Females accounted for a paltry 5.3 percent of high schoolers who competed in the International Science Olympiads as members of Japan’s national team over the past decade, a survey shows.
The findings by the Japan Science and Technology Agency (JST) found that just 16 of the 302 students who demonstrated their ability in mathematics, physics and other disciplines were female.
The JST, which works to promote the Olympiads, is considering a range of steps to raise the figure.
Competitions in the International Science Olympiads are organized by academic category. They include mathematics, chemistry, biology, physics, geography, informatics and earth science.
With the July 6 start of the International Mathematical Olympiad in Oslo, a succession of events are scheduled to be held until the last one for earth science kicks off Aug. 25 through an online stream. This year, a total of 31 students are representing Japan in the seven categories.
According to a tally by the JST, a total of 302 Japanese students took part in the International Science Olympiads from fiscal 2013 through fiscal 2022. Of that figure, 16 were female.
While three female students took part in fiscal 2013, 2014 and 2018, none were represented in fiscal 2015. In the latest event, only one female contestant for earth science is part of the national team.
By subject, geography and biology constituted the highest female ratio with five female students in total. The ratios for the two divisions were 13.9 percent and 12.5 percent, respectively.
Female students accounted for three, or 8.3 percent, in earth science, two, or 5.0 percent, in chemistry and one, or 1.7 percent, in mathematics. No female students were among the Japanese competitors in physics and informatics.
The JST said more males than females traditionally take part in the International Science Olympiads as an overall trend of all the participating countries, although detailed statistics on the female percentages are not available for the other national teams.
Explaining the paucity of Japanese female representation, the JST noted that fewer female students opt to take science courses at their schools with the result that they are dramatically outnumbered in the domestic qualifying rounds.
The disparity is especially noticeable in the qualifiers for mathematics, physics and informatics. Female students in these categories comprised less than 20 percent of all the participants in the qualifying rounds in the last fiscal year.
The female ratio was also around 30 percent in chemistry. However, it was more than 50 percent in biology.
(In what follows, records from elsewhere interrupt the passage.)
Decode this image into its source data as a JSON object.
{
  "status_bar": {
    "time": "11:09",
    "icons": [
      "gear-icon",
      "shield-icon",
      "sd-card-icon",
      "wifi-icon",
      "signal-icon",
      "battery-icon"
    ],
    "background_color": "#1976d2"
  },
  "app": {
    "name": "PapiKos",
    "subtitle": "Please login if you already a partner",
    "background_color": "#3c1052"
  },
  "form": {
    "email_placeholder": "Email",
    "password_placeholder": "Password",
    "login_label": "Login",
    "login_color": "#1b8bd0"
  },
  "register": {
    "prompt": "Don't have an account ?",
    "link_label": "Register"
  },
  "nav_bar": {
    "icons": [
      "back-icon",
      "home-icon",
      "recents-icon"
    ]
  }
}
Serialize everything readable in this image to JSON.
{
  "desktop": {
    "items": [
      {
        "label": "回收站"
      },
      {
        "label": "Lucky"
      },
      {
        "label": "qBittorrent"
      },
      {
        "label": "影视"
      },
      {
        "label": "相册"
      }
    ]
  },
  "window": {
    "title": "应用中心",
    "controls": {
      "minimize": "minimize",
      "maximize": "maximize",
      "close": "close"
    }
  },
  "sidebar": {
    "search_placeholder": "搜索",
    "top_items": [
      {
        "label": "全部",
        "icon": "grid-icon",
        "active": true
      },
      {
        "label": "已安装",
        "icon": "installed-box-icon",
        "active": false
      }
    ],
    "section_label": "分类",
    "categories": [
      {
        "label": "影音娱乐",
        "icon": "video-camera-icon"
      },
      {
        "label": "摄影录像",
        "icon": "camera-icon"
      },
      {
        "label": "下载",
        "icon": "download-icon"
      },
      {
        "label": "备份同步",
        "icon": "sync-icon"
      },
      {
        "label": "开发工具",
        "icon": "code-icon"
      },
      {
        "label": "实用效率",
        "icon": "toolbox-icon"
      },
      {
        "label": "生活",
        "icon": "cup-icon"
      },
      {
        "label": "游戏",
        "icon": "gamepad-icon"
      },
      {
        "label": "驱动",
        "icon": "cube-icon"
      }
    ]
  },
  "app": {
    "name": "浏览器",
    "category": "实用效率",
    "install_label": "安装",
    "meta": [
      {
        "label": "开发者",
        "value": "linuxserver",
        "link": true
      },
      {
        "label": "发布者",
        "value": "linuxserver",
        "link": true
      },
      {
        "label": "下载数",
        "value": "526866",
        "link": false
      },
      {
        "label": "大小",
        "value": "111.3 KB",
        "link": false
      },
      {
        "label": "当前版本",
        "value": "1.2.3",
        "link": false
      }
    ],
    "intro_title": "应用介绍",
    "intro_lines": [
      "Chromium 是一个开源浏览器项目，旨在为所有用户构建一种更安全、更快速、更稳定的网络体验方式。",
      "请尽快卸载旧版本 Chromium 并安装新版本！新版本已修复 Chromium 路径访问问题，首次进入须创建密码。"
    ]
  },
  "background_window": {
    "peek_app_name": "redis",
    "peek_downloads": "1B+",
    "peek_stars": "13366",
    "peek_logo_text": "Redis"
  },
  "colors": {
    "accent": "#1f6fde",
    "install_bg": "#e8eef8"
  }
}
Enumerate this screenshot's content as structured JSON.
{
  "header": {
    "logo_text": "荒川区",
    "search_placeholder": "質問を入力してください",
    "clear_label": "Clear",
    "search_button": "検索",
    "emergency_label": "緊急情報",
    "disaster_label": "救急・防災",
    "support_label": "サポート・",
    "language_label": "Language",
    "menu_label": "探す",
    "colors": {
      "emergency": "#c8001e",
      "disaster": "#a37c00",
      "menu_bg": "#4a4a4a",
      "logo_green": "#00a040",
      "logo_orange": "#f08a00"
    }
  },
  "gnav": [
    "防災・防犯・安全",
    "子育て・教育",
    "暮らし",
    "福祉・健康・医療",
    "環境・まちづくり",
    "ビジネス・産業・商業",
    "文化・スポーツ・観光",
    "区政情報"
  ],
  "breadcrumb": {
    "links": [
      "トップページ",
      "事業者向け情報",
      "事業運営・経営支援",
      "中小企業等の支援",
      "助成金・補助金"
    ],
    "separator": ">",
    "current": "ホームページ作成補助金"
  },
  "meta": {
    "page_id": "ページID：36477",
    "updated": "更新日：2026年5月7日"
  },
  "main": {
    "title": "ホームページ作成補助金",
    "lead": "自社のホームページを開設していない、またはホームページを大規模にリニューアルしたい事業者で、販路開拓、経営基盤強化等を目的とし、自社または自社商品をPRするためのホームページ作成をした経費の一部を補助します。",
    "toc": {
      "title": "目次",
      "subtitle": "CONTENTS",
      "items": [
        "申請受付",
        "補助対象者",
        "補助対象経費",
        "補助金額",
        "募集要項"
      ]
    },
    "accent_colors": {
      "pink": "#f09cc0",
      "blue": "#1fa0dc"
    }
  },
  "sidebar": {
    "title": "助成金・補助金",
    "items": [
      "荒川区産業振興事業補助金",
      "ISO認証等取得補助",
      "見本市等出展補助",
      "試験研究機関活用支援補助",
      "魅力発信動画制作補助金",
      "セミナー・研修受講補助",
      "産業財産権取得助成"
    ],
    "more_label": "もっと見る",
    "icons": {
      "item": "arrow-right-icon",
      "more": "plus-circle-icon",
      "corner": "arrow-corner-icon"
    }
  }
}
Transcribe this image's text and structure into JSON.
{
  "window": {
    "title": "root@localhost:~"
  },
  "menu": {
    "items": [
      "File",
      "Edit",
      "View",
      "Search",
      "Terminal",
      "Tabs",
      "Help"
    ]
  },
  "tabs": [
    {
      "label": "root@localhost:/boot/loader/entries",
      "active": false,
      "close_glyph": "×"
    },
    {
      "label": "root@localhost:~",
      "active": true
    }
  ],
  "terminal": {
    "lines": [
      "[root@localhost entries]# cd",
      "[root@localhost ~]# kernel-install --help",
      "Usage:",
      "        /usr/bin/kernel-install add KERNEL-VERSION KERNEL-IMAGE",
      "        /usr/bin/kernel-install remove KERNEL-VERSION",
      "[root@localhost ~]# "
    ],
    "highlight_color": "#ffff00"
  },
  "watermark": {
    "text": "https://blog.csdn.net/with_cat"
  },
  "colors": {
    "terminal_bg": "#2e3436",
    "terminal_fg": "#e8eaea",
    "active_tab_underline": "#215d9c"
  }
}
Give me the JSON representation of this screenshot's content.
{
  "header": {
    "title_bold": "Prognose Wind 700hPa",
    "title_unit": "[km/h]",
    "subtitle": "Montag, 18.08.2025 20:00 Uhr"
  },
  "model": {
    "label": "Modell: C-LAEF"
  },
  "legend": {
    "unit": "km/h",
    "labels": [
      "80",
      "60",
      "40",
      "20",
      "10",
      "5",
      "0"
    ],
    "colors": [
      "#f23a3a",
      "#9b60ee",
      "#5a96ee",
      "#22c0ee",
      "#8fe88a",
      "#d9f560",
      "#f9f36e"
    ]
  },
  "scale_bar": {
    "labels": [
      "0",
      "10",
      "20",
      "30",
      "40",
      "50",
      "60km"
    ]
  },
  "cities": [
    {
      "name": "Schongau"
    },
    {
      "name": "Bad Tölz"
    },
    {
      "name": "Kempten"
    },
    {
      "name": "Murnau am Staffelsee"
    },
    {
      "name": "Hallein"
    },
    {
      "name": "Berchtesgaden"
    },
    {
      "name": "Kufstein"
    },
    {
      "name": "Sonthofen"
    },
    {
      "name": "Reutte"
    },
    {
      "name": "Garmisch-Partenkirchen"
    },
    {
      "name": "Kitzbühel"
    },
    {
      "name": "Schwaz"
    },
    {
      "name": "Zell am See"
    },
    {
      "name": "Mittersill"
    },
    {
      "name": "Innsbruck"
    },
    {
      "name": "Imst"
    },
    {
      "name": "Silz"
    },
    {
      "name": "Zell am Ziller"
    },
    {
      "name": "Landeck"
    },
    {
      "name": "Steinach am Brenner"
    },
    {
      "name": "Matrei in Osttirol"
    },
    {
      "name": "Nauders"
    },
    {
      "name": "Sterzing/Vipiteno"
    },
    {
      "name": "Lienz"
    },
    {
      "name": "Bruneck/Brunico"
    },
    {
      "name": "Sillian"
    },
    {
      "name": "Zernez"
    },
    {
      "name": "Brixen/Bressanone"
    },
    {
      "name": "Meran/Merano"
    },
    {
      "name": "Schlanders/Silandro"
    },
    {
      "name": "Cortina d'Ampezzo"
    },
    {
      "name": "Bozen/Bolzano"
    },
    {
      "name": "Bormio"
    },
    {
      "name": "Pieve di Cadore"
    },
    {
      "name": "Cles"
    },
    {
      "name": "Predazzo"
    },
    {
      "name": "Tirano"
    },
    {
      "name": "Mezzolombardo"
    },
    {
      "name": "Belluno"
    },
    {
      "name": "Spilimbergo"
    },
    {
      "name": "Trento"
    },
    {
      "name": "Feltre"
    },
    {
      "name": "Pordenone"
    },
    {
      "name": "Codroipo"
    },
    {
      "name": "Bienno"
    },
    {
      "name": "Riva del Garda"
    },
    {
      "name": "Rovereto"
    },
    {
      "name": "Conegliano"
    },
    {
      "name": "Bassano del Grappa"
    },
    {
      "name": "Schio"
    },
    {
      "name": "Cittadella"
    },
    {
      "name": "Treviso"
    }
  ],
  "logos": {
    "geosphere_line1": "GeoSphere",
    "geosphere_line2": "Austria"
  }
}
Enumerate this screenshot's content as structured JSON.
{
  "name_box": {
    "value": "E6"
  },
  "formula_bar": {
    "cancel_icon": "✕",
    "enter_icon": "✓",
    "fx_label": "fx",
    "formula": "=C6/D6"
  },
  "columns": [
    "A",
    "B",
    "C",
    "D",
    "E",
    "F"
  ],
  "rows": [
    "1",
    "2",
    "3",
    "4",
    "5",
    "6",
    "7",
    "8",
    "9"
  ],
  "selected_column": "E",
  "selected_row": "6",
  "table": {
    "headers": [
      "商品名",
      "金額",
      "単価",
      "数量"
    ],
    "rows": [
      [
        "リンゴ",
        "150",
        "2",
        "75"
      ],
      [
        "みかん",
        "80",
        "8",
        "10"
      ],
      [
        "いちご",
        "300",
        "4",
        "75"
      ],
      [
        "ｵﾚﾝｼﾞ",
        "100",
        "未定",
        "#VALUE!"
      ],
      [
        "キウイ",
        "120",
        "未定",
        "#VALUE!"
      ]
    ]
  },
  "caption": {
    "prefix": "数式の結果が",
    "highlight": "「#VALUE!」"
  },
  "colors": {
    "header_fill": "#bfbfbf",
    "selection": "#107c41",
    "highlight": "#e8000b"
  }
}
This, the JST suggests, underlines prevailing gender ratio differences in academic disciplines.
As the JST serves as the secretariat of Japan’s Science Olympiad committee, a representative acknowledged that the organization first needs to take steps to “urge more female students to compete in the qualifiers.”
To achieve that goal, the JST is implementing a number of approaches, such as asking the organizers of domestic qualifying events to set goals on female percentages. The organizers also hold lectures given by female researchers and offer guidance at girls’ schools to reach out to students.
Ginko Kawano, a professor of educational sociology at Yamagata University, attributed the large gender gap among top-performing students to the educational environment in which female students are given little incentive to focus on the sciences.
“Individual teachers should pay close attention so they don’t use words or act unintentionally in ways that can reinforce the stereotype that males perform better at learning sciences,” said Kawano.
She also said that when extremely capable female scientists give lectures about their achievements, young female students could conclude it would be impossible for them to reach such heights and give up seeking a career in sciences.
According to the JST’s data, qualifier participant numbers differ drastically by region.
Many students from prestigious high schools in large urban zones are represented in qualification rounds because they typically study hard for college entrance exams, whereas participation in specific subjects is nonexistent in some prefectures.
An urgent challenge now is how to raise the profile of the competitions in rural regions in particular. For that reason, the JST said it is asking educational boards to call for more active participation among those who attend public high schools.